■ Input data
===

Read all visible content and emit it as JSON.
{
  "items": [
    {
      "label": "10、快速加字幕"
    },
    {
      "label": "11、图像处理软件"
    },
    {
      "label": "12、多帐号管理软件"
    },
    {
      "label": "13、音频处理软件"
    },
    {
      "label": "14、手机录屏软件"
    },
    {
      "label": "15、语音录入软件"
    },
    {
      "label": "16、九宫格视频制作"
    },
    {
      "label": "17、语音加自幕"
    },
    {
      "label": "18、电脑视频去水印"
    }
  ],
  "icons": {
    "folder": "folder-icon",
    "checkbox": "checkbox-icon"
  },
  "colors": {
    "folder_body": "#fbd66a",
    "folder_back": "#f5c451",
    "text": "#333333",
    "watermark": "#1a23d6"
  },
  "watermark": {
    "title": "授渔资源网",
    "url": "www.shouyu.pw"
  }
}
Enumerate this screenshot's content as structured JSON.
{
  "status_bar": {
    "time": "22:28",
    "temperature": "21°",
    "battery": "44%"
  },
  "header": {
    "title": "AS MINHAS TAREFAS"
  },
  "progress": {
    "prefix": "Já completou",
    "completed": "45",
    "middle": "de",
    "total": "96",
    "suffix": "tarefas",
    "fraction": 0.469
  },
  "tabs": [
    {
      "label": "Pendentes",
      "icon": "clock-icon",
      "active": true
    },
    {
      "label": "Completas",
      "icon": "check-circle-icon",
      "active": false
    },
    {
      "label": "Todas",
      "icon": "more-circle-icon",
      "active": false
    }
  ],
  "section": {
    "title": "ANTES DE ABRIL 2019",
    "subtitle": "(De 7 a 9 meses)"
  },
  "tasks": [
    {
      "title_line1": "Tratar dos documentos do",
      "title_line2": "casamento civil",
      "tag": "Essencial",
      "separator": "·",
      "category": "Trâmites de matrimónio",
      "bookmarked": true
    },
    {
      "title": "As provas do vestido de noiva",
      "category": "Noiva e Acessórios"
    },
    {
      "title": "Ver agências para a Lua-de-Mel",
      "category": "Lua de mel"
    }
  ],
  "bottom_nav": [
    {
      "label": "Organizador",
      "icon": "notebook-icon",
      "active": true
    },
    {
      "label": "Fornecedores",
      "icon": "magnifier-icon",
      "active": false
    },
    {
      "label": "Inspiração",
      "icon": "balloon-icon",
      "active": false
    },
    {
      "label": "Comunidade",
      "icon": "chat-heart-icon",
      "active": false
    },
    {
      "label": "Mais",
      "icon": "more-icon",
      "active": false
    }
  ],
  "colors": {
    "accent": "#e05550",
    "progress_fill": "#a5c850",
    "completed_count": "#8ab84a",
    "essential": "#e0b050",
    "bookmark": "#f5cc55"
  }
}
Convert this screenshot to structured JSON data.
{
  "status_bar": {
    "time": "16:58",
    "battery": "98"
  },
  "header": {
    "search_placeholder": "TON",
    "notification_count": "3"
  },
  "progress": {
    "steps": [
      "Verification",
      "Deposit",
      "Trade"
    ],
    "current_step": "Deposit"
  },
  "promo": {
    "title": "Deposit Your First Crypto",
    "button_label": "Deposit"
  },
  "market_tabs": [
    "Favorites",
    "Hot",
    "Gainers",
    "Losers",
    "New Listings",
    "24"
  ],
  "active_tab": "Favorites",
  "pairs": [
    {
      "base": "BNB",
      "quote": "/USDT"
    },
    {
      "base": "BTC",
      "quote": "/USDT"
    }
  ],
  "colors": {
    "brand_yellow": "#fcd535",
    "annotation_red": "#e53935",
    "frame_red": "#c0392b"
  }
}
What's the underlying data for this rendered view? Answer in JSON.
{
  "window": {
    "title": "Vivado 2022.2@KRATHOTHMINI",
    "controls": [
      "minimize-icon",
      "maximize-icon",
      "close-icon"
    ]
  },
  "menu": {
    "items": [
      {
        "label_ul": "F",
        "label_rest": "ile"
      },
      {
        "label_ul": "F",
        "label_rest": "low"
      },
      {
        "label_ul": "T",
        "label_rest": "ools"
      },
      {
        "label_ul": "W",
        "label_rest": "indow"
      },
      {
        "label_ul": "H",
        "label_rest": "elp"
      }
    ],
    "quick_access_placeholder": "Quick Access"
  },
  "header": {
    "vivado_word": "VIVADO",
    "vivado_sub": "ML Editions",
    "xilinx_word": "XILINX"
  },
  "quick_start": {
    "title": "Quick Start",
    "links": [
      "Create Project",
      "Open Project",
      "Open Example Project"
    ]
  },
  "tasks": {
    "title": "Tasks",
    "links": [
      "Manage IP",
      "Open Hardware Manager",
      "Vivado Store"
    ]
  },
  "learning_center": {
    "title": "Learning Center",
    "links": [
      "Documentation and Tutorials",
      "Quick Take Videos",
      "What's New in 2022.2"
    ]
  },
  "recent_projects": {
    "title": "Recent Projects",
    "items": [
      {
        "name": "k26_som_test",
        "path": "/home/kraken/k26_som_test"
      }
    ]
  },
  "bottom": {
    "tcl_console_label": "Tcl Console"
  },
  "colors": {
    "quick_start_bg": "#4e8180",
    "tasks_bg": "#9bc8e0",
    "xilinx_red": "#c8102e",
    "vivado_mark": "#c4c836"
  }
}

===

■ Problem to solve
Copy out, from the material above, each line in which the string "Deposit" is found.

■ Expected answer
      "Deposit",
    "current_step": "Deposit"
    "title": "Deposit Your First Crypto",
    "button_label": "Deposit"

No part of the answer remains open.